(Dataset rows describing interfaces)
::::::

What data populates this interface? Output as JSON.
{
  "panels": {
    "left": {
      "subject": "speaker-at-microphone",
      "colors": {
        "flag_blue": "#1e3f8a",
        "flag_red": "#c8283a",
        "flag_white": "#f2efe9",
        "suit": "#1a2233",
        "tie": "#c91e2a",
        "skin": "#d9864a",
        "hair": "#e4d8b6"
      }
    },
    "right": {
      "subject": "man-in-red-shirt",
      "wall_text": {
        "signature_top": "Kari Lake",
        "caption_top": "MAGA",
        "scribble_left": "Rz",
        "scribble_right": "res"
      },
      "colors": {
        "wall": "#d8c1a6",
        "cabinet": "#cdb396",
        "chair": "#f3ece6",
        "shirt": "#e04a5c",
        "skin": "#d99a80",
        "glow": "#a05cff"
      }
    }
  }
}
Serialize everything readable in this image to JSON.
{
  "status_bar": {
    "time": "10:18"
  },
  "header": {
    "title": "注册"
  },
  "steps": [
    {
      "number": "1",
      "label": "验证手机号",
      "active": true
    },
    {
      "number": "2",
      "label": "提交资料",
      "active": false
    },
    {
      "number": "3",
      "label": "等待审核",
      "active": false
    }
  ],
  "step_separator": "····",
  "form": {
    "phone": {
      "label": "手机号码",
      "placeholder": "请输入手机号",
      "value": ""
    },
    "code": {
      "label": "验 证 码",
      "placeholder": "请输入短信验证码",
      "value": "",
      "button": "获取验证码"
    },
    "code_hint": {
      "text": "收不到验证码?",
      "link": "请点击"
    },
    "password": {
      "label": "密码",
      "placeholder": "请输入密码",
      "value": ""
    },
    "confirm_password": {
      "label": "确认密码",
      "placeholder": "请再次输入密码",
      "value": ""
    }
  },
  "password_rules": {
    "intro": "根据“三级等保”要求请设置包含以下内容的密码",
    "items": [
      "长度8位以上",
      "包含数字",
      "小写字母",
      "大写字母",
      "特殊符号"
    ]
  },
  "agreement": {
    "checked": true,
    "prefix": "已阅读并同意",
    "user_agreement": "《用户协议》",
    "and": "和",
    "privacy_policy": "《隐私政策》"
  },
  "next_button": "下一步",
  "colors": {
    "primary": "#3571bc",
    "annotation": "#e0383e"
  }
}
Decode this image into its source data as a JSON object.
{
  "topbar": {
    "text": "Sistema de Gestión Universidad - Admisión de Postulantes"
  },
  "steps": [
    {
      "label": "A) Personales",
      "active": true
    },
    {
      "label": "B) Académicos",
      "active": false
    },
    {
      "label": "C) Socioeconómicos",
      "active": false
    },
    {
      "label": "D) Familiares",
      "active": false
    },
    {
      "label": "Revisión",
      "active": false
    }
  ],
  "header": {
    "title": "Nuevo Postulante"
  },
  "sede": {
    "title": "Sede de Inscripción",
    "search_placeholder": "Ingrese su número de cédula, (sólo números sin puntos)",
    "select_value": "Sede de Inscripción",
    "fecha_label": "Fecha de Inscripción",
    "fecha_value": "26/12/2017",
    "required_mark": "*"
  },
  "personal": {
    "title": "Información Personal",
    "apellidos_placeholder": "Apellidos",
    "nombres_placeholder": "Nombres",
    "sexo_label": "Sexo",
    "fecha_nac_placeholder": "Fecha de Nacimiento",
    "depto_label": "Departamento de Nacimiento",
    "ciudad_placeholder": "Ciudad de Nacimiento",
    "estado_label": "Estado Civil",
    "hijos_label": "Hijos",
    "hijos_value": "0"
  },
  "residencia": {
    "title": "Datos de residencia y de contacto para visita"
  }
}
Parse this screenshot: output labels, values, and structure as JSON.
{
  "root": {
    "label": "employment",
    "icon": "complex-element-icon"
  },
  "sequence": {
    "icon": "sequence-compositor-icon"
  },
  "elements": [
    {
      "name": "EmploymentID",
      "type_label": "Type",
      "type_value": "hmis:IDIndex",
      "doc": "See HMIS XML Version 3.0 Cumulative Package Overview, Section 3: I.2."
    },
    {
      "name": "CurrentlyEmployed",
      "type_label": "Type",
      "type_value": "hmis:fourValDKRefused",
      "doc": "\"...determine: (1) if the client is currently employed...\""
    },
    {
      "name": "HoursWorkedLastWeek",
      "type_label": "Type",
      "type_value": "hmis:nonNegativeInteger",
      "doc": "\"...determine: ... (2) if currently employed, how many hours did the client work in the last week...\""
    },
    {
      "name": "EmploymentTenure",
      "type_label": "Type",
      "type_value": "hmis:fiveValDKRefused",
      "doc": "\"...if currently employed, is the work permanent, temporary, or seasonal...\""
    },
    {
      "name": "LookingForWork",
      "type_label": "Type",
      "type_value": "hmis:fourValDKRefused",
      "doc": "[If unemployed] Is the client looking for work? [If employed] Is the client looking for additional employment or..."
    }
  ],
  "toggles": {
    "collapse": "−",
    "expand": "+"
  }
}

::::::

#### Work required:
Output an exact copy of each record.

#### Finished exercise:
What data populates this interface? Output as JSON.
{
  "panels": {
    "left": {
      "subject": "speaker-at-microphone",
      "colors": {
        "flag_blue": "#1e3f8a",
        "flag_red": "#c8283a",
        "flag_white": "#f2efe9",
        "suit": "#1a2233",
        "tie": "#c91e2a",
        "skin": "#d9864a",
        "hair": "#e4d8b6"
      }
    },
    "right": {
      "subject": "man-in-red-shirt",
      "wall_text": {
        "signature_top": "Kari Lake",
        "caption_top": "MAGA",
        "scribble_left": "Rz",
        "scribble_right": "res"
      },
      "colors": {
        "wall": "#d8c1a6",
        "cabinet": "#cdb396",
        "chair": "#f3ece6",
        "shirt": "#e04a5c",
        "skin": "#d99a80",
        "glow": "#a05cff"
      }
    }
  }
}
Serialize everything readable in this image to JSON.
{
  "status_bar": {
    "time": "10:18"
  },
  "header": {
    "title": "注册"
  },
  "steps": [
    {
      "number": "1",
      "label": "验证手机号",
      "active": true
    },
    {
      "number": "2",
      "label": "提交资料",
      "active": false
    },
    {
      "number": "3",
      "label": "等待审核",
      "active": false
    }
  ],
  "step_separator": "····",
  "form": {
    "phone": {
      "label": "手机号码",
      "placeholder": "请输入手机号",
      "value": ""
    },
    "code": {
      "label": "验 证 码",
      "placeholder": "请输入短信验证码",
      "value": "",
      "button": "获取验证码"
    },
    "code_hint": {
      "text": "收不到验证码?",
      "link": "请点击"
    },
    "password": {
      "label": "密码",
      "placeholder": "请输入密码",
      "value": ""
    },
    "confirm_password": {
      "label": "确认密码",
      "placeholder": "请再次输入密码",
      "value": ""
    }
  },
  "password_rules": {
    "intro": "根据“三级等保”要求请设置包含以下内容的密码",
    "items": [
      "长度8位以上",
      "包含数字",
      "小写字母",
      "大写字母",
      "特殊符号"
    ]
  },
  "agreement": {
    "checked": true,
    "prefix": "已阅读并同意",
    "user_agreement": "《用户协议》",
    "and": "和",
    "privacy_policy": "《隐私政策》"
  },
  "next_button": "下一步",
  "colors": {
    "primary": "#3571bc",
    "annotation": "#e0383e"
  }
}
Decode this image into its source data as a JSON object.
{
  "topbar": {
    "text": "Sistema de Gestión Universidad - Admisión de Postulantes"
  },
  "steps": [
    {
      "label": "A) Personales",
      "active": true
    },
    {
      "label": "B) Académicos",
      "active": false
    },
    {
      "label": "C) Socioeconómicos",
      "active": false
    },
    {
      "label": "D) Familiares",
      "active": false
    },
    {
      "label": "Revisión",
      "active": false
    }
  ],
  "header": {
    "title": "Nuevo Postulante"
  },
  "sede": {
    "title": "Sede de Inscripción",
    "search_placeholder": "Ingrese su número de cédula, (sólo números sin puntos)",
    "select_value": "Sede de Inscripción",
    "fecha_label": "Fecha de Inscripción",
    "fecha_value": "26/12/2017",
    "required_mark": "*"
  },
  "personal": {
    "title": "Información Personal",
    "apellidos_placeholder": "Apellidos",
    "nombres_placeholder": "Nombres",
    "sexo_label": "Sexo",
    "fecha_nac_placeholder": "Fecha de Nacimiento",
    "depto_label": "Departamento de Nacimiento",
    "ciudad_placeholder": "Ciudad de Nacimiento",
    "estado_label": "Estado Civil",
    "hijos_label": "Hijos",
    "hijos_value": "0"
  },
  "residencia": {
    "title": "Datos de residencia y de contacto para visita"
  }
}
Parse this screenshot: output labels, values, and structure as JSON.
{
  "root": {
    "label": "employment",
    "icon": "complex-element-icon"
  },
  "sequence": {
    "icon": "sequence-compositor-icon"
  },
  "elements": [
    {
      "name": "EmploymentID",
      "type_label": "Type",
      "type_value": "hmis:IDIndex",
      "doc": "See HMIS XML Version 3.0 Cumulative Package Overview, Section 3: I.2."
    },
    {
      "name": "CurrentlyEmployed",
      "type_label": "Type",
      "type_value": "hmis:fourValDKRefused",
      "doc": "\"...determine: (1) if the client is currently employed...\""
    },
    {
      "name": "HoursWorkedLastWeek",
      "type_label": "Type",
      "type_value": "hmis:nonNegativeInteger",
      "doc": "\"...determine: ... (2) if currently employed, how many hours did the client work in the last week...\""
    },
    {
      "name": "EmploymentTenure",
      "type_label": "Type",
      "type_value": "hmis:fiveValDKRefused",
      "doc": "\"...if currently employed, is the work permanent, temporary, or seasonal...\""
    },
    {
      "name": "LookingForWork",
      "type_label": "Type",
      "type_value": "hmis:fourValDKRefused",
      "doc": "[If unemployed] Is the client looking for work? [If employed] Is the client looking for additional employment or..."
    }
  ],
  "toggles": {
    "collapse": "−",
    "expand": "+"
  }
}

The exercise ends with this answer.